- Opening Delimiter -

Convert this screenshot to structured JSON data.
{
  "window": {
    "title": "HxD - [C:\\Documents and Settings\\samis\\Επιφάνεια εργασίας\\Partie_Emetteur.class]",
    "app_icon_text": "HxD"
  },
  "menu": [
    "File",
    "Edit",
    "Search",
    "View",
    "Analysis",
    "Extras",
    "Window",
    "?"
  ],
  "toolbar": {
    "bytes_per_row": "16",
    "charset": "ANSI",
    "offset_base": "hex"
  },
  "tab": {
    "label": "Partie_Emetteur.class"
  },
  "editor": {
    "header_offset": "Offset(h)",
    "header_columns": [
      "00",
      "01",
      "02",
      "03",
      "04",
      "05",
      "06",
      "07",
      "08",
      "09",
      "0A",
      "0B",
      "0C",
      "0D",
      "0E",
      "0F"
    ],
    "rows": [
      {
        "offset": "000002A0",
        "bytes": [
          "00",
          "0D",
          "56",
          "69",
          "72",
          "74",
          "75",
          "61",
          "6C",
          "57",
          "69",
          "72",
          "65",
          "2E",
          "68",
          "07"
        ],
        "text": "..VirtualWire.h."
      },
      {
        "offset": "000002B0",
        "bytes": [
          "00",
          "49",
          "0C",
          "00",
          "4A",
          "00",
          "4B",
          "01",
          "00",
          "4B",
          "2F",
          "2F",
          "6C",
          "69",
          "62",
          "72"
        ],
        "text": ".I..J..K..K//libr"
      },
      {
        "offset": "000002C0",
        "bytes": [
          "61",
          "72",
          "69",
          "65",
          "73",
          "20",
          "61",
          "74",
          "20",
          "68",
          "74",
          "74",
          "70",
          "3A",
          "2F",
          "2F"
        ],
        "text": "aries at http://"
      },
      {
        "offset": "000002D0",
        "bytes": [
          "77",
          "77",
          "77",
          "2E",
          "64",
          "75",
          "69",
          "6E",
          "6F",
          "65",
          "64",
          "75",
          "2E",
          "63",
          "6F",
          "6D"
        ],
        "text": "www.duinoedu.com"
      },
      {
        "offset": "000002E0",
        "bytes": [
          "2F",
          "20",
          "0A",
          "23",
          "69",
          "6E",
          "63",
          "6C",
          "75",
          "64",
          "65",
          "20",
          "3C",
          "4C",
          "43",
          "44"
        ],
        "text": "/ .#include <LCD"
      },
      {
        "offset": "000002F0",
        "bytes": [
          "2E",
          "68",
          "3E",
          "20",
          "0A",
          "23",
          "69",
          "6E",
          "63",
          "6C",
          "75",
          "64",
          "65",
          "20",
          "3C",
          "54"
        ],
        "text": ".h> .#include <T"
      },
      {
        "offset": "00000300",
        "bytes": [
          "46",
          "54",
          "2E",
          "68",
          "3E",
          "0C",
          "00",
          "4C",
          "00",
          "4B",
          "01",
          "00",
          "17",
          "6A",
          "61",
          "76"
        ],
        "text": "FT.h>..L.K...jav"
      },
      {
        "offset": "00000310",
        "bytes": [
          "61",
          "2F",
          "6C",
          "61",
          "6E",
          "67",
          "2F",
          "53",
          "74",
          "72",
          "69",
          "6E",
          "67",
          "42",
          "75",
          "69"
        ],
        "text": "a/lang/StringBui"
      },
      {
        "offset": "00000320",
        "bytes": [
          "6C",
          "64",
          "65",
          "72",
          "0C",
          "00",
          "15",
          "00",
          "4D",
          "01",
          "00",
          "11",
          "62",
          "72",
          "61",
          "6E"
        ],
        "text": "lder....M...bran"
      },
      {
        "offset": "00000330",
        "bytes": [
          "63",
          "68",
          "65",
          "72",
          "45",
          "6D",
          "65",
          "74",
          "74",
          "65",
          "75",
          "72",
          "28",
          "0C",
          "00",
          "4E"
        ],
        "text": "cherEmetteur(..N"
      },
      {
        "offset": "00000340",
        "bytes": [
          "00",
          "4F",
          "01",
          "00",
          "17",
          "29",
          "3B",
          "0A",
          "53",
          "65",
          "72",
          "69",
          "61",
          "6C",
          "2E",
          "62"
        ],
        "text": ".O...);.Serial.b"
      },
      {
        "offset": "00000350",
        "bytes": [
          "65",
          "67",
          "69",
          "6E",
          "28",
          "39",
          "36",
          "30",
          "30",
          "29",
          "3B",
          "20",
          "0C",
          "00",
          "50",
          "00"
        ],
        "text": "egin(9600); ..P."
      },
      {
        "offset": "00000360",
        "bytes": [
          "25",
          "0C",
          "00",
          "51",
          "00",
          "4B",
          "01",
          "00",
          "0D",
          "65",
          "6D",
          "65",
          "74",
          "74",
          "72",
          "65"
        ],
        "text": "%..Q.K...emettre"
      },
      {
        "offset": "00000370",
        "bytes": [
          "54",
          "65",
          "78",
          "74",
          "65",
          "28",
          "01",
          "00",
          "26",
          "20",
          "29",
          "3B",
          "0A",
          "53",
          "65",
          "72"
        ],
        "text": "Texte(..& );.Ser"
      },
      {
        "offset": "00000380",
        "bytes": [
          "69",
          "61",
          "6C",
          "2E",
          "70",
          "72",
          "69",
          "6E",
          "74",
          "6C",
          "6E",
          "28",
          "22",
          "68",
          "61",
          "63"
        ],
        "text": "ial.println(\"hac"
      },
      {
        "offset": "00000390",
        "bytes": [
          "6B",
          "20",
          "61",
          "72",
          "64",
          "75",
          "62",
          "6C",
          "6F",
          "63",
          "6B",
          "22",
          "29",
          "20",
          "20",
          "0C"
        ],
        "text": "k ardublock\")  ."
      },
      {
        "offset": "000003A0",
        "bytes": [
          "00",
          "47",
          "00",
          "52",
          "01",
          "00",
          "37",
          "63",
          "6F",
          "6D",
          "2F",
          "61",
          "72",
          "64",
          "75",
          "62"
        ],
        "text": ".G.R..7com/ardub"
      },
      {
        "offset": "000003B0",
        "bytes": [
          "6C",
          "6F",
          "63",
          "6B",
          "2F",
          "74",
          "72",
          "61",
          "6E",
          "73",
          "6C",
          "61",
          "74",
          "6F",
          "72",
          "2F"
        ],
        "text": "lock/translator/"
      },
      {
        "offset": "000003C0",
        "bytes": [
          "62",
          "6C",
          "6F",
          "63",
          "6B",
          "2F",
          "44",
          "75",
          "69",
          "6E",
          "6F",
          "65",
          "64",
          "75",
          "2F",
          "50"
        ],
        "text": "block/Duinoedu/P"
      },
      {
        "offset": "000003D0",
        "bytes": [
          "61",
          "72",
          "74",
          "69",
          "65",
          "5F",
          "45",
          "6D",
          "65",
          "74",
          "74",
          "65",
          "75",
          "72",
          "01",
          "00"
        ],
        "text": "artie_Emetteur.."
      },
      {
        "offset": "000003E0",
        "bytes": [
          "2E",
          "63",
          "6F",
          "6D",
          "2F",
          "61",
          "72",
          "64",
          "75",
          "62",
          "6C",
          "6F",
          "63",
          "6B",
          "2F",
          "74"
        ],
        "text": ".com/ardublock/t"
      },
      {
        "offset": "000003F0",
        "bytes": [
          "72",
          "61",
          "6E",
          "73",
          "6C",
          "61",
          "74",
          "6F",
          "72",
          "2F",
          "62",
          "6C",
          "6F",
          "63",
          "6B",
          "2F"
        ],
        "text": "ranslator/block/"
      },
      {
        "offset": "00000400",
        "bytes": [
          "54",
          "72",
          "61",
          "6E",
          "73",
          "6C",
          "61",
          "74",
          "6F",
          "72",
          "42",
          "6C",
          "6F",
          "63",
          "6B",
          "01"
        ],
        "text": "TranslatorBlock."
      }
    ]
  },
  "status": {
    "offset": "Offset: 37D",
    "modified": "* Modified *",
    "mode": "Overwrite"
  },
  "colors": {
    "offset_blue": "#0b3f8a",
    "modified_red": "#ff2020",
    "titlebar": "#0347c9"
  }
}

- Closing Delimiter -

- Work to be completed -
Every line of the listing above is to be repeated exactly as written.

- Output for this task -
Convert this screenshot to structured JSON data.
{
  "window": {
    "title": "HxD - [C:\\Documents and Settings\\samis\\Επιφάνεια εργασίας\\Partie_Emetteur.class]",
    "app_icon_text": "HxD"
  },
  "menu": [
    "File",
    "Edit",
    "Search",
    "View",
    "Analysis",
    "Extras",
    "Window",
    "?"
  ],
  "toolbar": {
    "bytes_per_row": "16",
    "charset": "ANSI",
    "offset_base": "hex"
  },
  "tab": {
    "label": "Partie_Emetteur.class"
  },
  "editor": {
    "header_offset": "Offset(h)",
    "header_columns": [
      "00",
      "01",
      "02",
      "03",
      "04",
      "05",
      "06",
      "07",
      "08",
      "09",
      "0A",
      "0B",
      "0C",
      "0D",
      "0E",
      "0F"
    ],
    "rows": [
      {
        "offset": "000002A0",
        "bytes": [
          "00",
          "0D",
          "56",
          "69",
          "72",
          "74",
          "75",
          "61",
          "6C",
          "57",
          "69",
          "72",
          "65",
          "2E",
          "68",
          "07"
        ],
        "text": "..VirtualWire.h."
      },
      {
        "offset": "000002B0",
        "bytes": [
          "00",
          "49",
          "0C",
          "00",
          "4A",
          "00",
          "4B",
          "01",
          "00",
          "4B",
          "2F",
          "2F",
          "6C",
          "69",
          "62",
          "72"
        ],
        "text": ".I..J..K..K//libr"
      },
      {
        "offset": "000002C0",
        "bytes": [
          "61",
          "72",
          "69",
          "65",
          "73",
          "20",
          "61",
          "74",
          "20",
          "68",
          "74",
          "74",
          "70",
          "3A",
          "2F",
          "2F"
        ],
        "text": "aries at http://"
      },
      {
        "offset": "000002D0",
        "bytes": [
          "77",
          "77",
          "77",
          "2E",
          "64",
          "75",
          "69",
          "6E",
          "6F",
          "65",
          "64",
          "75",
          "2E",
          "63",
          "6F",
          "6D"
        ],
        "text": "www.duinoedu.com"
      },
      {
        "offset": "000002E0",
        "bytes": [
          "2F",
          "20",
          "0A",
          "23",
          "69",
          "6E",
          "63",
          "6C",
          "75",
          "64",
          "65",
          "20",
          "3C",
          "4C",
          "43",
          "44"
        ],
        "text": "/ .#include <LCD"
      },
      {
        "offset": "000002F0",
        "bytes": [
          "2E",
          "68",
          "3E",
          "20",
          "0A",
          "23",
          "69",
          "6E",
          "63",
          "6C",
          "75",
          "64",
          "65",
          "20",
          "3C",
          "54"
        ],
        "text": ".h> .#include <T"
      },
      {
        "offset": "00000300",
        "bytes": [
          "46",
          "54",
          "2E",
          "68",
          "3E",
          "0C",
          "00",
          "4C",
          "00",
          "4B",
          "01",
          "00",
          "17",
          "6A",
          "61",
          "76"
        ],
        "text": "FT.h>..L.K...jav"
      },
      {
        "offset": "00000310",
        "bytes": [
          "61",
          "2F",
          "6C",
          "61",
          "6E",
          "67",
          "2F",
          "53",
          "74",
          "72",
          "69",
          "6E",
          "67",
          "42",
          "75",
          "69"
        ],
        "text": "a/lang/StringBui"
      },
      {
        "offset": "00000320",
        "bytes": [
          "6C",
          "64",
          "65",
          "72",
          "0C",
          "00",
          "15",
          "00",
          "4D",
          "01",
          "00",
          "11",
          "62",
          "72",
          "61",
          "6E"
        ],
        "text": "lder....M...bran"
      },
      {
        "offset": "00000330",
        "bytes": [
          "63",
          "68",
          "65",
          "72",
          "45",
          "6D",
          "65",
          "74",
          "74",
          "65",
          "75",
          "72",
          "28",
          "0C",
          "00",
          "4E"
        ],
        "text": "cherEmetteur(..N"
      },
      {
        "offset": "00000340",
        "bytes": [
          "00",
          "4F",
          "01",
          "00",
          "17",
          "29",
          "3B",
          "0A",
          "53",
          "65",
          "72",
          "69",
          "61",
          "6C",
          "2E",
          "62"
        ],
        "text": ".O...);.Serial.b"
      },
      {
        "offset": "00000350",
        "bytes": [
          "65",
          "67",
          "69",
          "6E",
          "28",
          "39",
          "36",
          "30",
          "30",
          "29",
          "3B",
          "20",
          "0C",
          "00",
          "50",
          "00"
        ],
        "text": "egin(9600); ..P."
      },
      {
        "offset": "00000360",
        "bytes": [
          "25",
          "0C",
          "00",
          "51",
          "00",
          "4B",
          "01",
          "00",
          "0D",
          "65",
          "6D",
          "65",
          "74",
          "74",
          "72",
          "65"
        ],
        "text": "%..Q.K...emettre"
      },
      {
        "offset": "00000370",
        "bytes": [
          "54",
          "65",
          "78",
          "74",
          "65",
          "28",
          "01",
          "00",
          "26",
          "20",
          "29",
          "3B",
          "0A",
          "53",
          "65",
          "72"
        ],
        "text": "Texte(..& );.Ser"
      },
      {
        "offset": "00000380",
        "bytes": [
          "69",
          "61",
          "6C",
          "2E",
          "70",
          "72",
          "69",
          "6E",
          "74",
          "6C",
          "6E",
          "28",
          "22",
          "68",
          "61",
          "63"
        ],
        "text": "ial.println(\"hac"
      },
      {
        "offset": "00000390",
        "bytes": [
          "6B",
          "20",
          "61",
          "72",
          "64",
          "75",
          "62",
          "6C",
          "6F",
          "63",
          "6B",
          "22",
          "29",
          "20",
          "20",
          "0C"
        ],
        "text": "k ardublock\")  ."
      },
      {
        "offset": "000003A0",
        "bytes": [
          "00",
          "47",
          "00",
          "52",
          "01",
          "00",
          "37",
          "63",
          "6F",
          "6D",
          "2F",
          "61",
          "72",
          "64",
          "75",
          "62"
        ],
        "text": ".G.R..7com/ardub"
      },
      {
        "offset": "000003B0",
        "bytes": [
          "6C",
          "6F",
          "63",
          "6B",
          "2F",
          "74",
          "72",
          "61",
          "6E",
          "73",
          "6C",
          "61",
          "74",
          "6F",
          "72",
          "2F"
        ],
        "text": "lock/translator/"
      },
      {
        "offset": "000003C0",
        "bytes": [
          "62",
          "6C",
          "6F",
          "63",
          "6B",
          "2F",
          "44",
          "75",
          "69",
          "6E",
          "6F",
          "65",
          "64",
          "75",
          "2F",
          "50"
        ],
        "text": "block/Duinoedu/P"
      },
      {
        "offset": "000003D0",
        "bytes": [
          "61",
          "72",
          "74",
          "69",
          "65",
          "5F",
          "45",
          "6D",
          "65",
          "74",
          "74",
          "65",
          "75",
          "72",
          "01",
          "00"
        ],
        "text": "artie_Emetteur.."
      },
      {
        "offset": "000003E0",
        "bytes": [
          "2E",
          "63",
          "6F",
          "6D",
          "2F",
          "61",
          "72",
          "64",
          "75",
          "62",
          "6C",
          "6F",
          "63",
          "6B",
          "2F",
          "74"
        ],
        "text": ".com/ardublock/t"
      },
      {
        "offset": "000003F0",
        "bytes": [
          "72",
          "61",
          "6E",
          "73",
          "6C",
          "61",
          "74",
          "6F",
          "72",
          "2F",
          "62",
          "6C",
          "6F",
          "63",
          "6B",
          "2F"
        ],
        "text": "ranslator/block/"
      },
      {
        "offset": "00000400",
        "bytes": [
          "54",
          "72",
          "61",
          "6E",
          "73",
          "6C",
          "61",
          "74",
          "6F",
          "72",
          "42",
          "6C",
          "6F",
          "63",
          "6B",
          "01"
        ],
        "text": "TranslatorBlock."
      }
    ]
  },
  "status": {
    "offset": "Offset: 37D",
    "modified": "* Modified *",
    "mode": "Overwrite"
  },
  "colors": {
    "offset_blue": "#0b3f8a",
    "modified_red": "#ff2020",
    "titlebar": "#0347c9"
  }
}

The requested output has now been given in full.